##### Data to process
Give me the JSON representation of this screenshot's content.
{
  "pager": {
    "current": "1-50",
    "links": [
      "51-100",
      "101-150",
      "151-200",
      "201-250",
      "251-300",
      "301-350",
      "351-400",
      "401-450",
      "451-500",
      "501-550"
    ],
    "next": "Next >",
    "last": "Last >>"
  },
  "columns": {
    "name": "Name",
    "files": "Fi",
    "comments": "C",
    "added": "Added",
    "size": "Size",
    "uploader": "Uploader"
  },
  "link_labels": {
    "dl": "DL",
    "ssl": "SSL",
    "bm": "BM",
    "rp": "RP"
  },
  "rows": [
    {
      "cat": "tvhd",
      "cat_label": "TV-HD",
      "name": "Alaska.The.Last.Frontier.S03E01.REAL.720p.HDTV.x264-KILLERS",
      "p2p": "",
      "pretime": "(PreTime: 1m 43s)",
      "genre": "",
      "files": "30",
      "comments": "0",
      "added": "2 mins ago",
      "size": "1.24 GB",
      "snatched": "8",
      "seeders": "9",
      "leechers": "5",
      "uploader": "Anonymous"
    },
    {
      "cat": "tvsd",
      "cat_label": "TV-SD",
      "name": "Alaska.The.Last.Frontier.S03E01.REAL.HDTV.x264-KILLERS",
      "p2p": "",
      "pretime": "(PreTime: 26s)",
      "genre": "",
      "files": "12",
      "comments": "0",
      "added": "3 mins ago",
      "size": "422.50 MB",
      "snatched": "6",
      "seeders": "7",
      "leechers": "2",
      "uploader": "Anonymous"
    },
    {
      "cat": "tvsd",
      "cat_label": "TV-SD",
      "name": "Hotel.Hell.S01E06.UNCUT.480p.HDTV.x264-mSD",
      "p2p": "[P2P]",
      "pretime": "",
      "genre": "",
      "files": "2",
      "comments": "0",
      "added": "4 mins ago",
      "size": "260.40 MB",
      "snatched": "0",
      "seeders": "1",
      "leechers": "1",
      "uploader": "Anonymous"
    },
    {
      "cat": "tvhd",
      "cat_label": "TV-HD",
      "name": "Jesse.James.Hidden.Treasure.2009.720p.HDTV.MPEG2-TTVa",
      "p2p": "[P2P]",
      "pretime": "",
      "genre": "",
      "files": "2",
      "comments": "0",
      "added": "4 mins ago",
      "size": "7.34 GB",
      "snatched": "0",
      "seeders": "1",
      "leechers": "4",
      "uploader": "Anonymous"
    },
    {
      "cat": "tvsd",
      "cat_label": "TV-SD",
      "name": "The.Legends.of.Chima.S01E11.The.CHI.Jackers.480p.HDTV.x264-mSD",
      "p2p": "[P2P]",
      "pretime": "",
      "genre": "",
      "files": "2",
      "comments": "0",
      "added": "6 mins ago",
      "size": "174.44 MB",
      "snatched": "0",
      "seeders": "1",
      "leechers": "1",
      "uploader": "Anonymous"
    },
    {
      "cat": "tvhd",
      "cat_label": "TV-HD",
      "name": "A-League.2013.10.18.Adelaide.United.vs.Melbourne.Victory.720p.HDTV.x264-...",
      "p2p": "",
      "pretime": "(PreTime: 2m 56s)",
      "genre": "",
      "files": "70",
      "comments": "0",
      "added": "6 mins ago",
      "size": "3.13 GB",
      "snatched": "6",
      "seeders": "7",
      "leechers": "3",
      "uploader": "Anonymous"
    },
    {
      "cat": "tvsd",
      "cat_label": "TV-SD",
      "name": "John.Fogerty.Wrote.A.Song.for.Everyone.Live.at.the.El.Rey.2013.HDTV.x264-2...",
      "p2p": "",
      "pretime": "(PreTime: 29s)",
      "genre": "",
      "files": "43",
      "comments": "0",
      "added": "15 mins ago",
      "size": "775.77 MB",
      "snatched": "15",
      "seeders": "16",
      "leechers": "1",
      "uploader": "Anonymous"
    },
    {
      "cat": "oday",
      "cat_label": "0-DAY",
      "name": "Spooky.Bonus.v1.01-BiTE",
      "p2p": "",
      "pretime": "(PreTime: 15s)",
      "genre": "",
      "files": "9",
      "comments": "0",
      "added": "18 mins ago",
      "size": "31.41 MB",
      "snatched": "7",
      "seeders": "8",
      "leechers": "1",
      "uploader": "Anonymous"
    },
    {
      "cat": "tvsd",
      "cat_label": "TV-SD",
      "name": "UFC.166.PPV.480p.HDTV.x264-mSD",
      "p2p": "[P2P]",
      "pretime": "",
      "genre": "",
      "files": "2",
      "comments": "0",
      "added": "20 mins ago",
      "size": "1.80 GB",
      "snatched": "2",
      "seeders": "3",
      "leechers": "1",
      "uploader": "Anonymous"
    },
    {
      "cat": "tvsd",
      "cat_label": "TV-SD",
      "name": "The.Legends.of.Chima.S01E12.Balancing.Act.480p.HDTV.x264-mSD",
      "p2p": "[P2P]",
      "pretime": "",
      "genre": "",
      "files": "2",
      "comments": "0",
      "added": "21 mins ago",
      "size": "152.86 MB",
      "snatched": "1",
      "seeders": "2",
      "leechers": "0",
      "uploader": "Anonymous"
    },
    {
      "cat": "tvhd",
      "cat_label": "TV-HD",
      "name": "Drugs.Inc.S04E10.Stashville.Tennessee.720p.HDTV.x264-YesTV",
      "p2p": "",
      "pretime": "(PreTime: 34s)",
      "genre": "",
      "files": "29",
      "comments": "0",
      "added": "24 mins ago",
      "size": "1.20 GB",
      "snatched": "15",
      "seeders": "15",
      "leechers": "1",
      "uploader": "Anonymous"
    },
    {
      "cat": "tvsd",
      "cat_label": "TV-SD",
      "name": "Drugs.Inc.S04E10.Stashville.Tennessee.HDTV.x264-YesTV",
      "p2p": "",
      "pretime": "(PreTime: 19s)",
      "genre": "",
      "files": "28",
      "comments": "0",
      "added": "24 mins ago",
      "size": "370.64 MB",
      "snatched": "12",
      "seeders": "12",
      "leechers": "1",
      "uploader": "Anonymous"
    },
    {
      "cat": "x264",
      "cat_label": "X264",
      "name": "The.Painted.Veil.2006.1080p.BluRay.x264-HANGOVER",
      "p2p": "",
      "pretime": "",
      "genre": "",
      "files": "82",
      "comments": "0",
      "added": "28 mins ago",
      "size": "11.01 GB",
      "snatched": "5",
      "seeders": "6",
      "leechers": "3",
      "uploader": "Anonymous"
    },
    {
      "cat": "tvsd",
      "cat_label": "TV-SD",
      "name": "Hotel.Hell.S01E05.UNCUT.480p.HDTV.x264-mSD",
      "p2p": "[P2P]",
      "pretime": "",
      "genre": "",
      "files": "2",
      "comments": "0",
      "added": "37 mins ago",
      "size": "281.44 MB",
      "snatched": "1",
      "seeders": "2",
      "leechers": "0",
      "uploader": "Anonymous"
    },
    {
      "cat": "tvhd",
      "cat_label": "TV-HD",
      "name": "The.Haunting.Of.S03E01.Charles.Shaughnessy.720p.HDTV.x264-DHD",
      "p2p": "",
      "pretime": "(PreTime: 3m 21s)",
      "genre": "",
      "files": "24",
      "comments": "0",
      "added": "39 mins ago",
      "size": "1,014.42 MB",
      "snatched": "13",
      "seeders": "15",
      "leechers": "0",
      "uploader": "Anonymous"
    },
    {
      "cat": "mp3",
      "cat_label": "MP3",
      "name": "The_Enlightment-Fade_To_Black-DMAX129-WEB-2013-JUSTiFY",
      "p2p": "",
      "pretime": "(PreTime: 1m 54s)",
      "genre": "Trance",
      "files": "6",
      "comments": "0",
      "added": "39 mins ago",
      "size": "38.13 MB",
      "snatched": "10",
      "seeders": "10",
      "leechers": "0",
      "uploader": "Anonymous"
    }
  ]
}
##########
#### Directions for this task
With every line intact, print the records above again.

#### Output of the exercise
Give me the JSON representation of this screenshot's content.
{
  "pager": {
    "current": "1-50",
    "links": [
      "51-100",
      "101-150",
      "151-200",
      "201-250",
      "251-300",
      "301-350",
      "351-400",
      "401-450",
      "451-500",
      "501-550"
    ],
    "next": "Next >",
    "last": "Last >>"
  },
  "columns": {
    "name": "Name",
    "files": "Fi",
    "comments": "C",
    "added": "Added",
    "size": "Size",
    "uploader": "Uploader"
  },
  "link_labels": {
    "dl": "DL",
    "ssl": "SSL",
    "bm": "BM",
    "rp": "RP"
  },
  "rows": [
    {
      "cat": "tvhd",
      "cat_label": "TV-HD",
      "name": "Alaska.The.Last.Frontier.S03E01.REAL.720p.HDTV.x264-KILLERS",
      "p2p": "",
      "pretime": "(PreTime: 1m 43s)",
      "genre": "",
      "files": "30",
      "comments": "0",
      "added": "2 mins ago",
      "size": "1.24 GB",
      "snatched": "8",
      "seeders": "9",
      "leechers": "5",
      "uploader": "Anonymous"
    },
    {
      "cat": "tvsd",
      "cat_label": "TV-SD",
      "name": "Alaska.The.Last.Frontier.S03E01.REAL.HDTV.x264-KILLERS",
      "p2p": "",
      "pretime": "(PreTime: 26s)",
      "genre": "",
      "files": "12",
      "comments": "0",
      "added": "3 mins ago",
      "size": "422.50 MB",
      "snatched": "6",
      "seeders": "7",
      "leechers": "2",
      "uploader": "Anonymous"
    },
    {
      "cat": "tvsd",
      "cat_label": "TV-SD",
      "name": "Hotel.Hell.S01E06.UNCUT.480p.HDTV.x264-mSD",
      "p2p": "[P2P]",
      "pretime": "",
      "genre": "",
      "files": "2",
      "comments": "0",
      "added": "4 mins ago",
      "size": "260.40 MB",
      "snatched": "0",
      "seeders": "1",
      "leechers": "1",
      "uploader": "Anonymous"
    },
    {
      "cat": "tvhd",
      "cat_label": "TV-HD",
      "name": "Jesse.James.Hidden.Treasure.2009.720p.HDTV.MPEG2-TTVa",
      "p2p": "[P2P]",
      "pretime": "",
      "genre": "",
      "files": "2",
      "comments": "0",
      "added": "4 mins ago",
      "size": "7.34 GB",
      "snatched": "0",
      "seeders": "1",
      "leechers": "4",
      "uploader": "Anonymous"
    },
    {
      "cat": "tvsd",
      "cat_label": "TV-SD",
      "name": "The.Legends.of.Chima.S01E11.The.CHI.Jackers.480p.HDTV.x264-mSD",
      "p2p": "[P2P]",
      "pretime": "",
      "genre": "",
      "files": "2",
      "comments": "0",
      "added": "6 mins ago",
      "size": "174.44 MB",
      "snatched": "0",
      "seeders": "1",
      "leechers": "1",
      "uploader": "Anonymous"
    },
    {
      "cat": "tvhd",
      "cat_label": "TV-HD",
      "name": "A-League.2013.10.18.Adelaide.United.vs.Melbourne.Victory.720p.HDTV.x264-...",
      "p2p": "",
      "pretime": "(PreTime: 2m 56s)",
      "genre": "",
      "files": "70",
      "comments": "0",
      "added": "6 mins ago",
      "size": "3.13 GB",
      "snatched": "6",
      "seeders": "7",
      "leechers": "3",
      "uploader": "Anonymous"
    },
    {
      "cat": "tvsd",
      "cat_label": "TV-SD",
      "name": "John.Fogerty.Wrote.A.Song.for.Everyone.Live.at.the.El.Rey.2013.HDTV.x264-2...",
      "p2p": "",
      "pretime": "(PreTime: 29s)",
      "genre": "",
      "files": "43",
      "comments": "0",
      "added": "15 mins ago",
      "size": "775.77 MB",
      "snatched": "15",
      "seeders": "16",
      "leechers": "1",
      "uploader": "Anonymous"
    },
    {
      "cat": "oday",
      "cat_label": "0-DAY",
      "name": "Spooky.Bonus.v1.01-BiTE",
      "p2p": "",
      "pretime": "(PreTime: 15s)",
      "genre": "",
      "files": "9",
      "comments": "0",
      "added": "18 mins ago",
      "size": "31.41 MB",
      "snatched": "7",
      "seeders": "8",
      "leechers": "1",
      "uploader": "Anonymous"
    },
    {
      "cat": "tvsd",
      "cat_label": "TV-SD",
      "name": "UFC.166.PPV.480p.HDTV.x264-mSD",
      "p2p": "[P2P]",
      "pretime": "",
      "genre": "",
      "files": "2",
      "comments": "0",
      "added": "20 mins ago",
      "size": "1.80 GB",
      "snatched": "2",
      "seeders": "3",
      "leechers": "1",
      "uploader": "Anonymous"
    },
    {
      "cat": "tvsd",
      "cat_label": "TV-SD",
      "name": "The.Legends.of.Chima.S01E12.Balancing.Act.480p.HDTV.x264-mSD",
      "p2p": "[P2P]",
      "pretime": "",
      "genre": "",
      "files": "2",
      "comments": "0",
      "added": "21 mins ago",
      "size": "152.86 MB",
      "snatched": "1",
      "seeders": "2",
      "leechers": "0",
      "uploader": "Anonymous"
    },
    {
      "cat": "tvhd",
      "cat_label": "TV-HD",
      "name": "Drugs.Inc.S04E10.Stashville.Tennessee.720p.HDTV.x264-YesTV",
      "p2p": "",
      "pretime": "(PreTime: 34s)",
      "genre": "",
      "files": "29",
      "comments": "0",
      "added": "24 mins ago",
      "size": "1.20 GB",
      "snatched": "15",
      "seeders": "15",
      "leechers": "1",
      "uploader": "Anonymous"
    },
    {
      "cat": "tvsd",
      "cat_label": "TV-SD",
      "name": "Drugs.Inc.S04E10.Stashville.Tennessee.HDTV.x264-YesTV",
      "p2p": "",
      "pretime": "(PreTime: 19s)",
      "genre": "",
      "files": "28",
      "comments": "0",
      "added": "24 mins ago",
      "size": "370.64 MB",
      "snatched": "12",
      "seeders": "12",
      "leechers": "1",
      "uploader": "Anonymous"
    },
    {
      "cat": "x264",
      "cat_label": "X264",
      "name": "The.Painted.Veil.2006.1080p.BluRay.x264-HANGOVER",
      "p2p": "",
      "pretime": "",
      "genre": "",
      "files": "82",
      "comments": "0",
      "added": "28 mins ago",
      "size": "11.01 GB",
      "snatched": "5",
      "seeders": "6",
      "leechers": "3",
      "uploader": "Anonymous"
    },
    {
      "cat": "tvsd",
      "cat_label": "TV-SD",
      "name": "Hotel.Hell.S01E05.UNCUT.480p.HDTV.x264-mSD",
      "p2p": "[P2P]",
      "pretime": "",
      "genre": "",
      "files": "2",
      "comments": "0",
      "added": "37 mins ago",
      "size": "281.44 MB",
      "snatched": "1",
      "seeders": "2",
      "leechers": "0",
      "uploader": "Anonymous"
    },
    {
      "cat": "tvhd",
      "cat_label": "TV-HD",
      "name": "The.Haunting.Of.S03E01.Charles.Shaughnessy.720p.HDTV.x264-DHD",
      "p2p": "",
      "pretime": "(PreTime: 3m 21s)",
      "genre": "",
      "files": "24",
      "comments": "0",
      "added": "39 mins ago",
      "size": "1,014.42 MB",
      "snatched": "13",
      "seeders": "15",
      "leechers": "0",
      "uploader": "Anonymous"
    },
    {
      "cat": "mp3",
      "cat_label": "MP3",
      "name": "The_Enlightment-Fade_To_Black-DMAX129-WEB-2013-JUSTiFY",
      "p2p": "",
      "pretime": "(PreTime: 1m 54s)",
      "genre": "Trance",
      "files": "6",
      "comments": "0",
      "added": "39 mins ago",
      "size": "38.13 MB",
      "snatched": "10",
      "seeders": "10",
      "leechers": "0",
      "uploader": "Anonymous"
    }
  ]
}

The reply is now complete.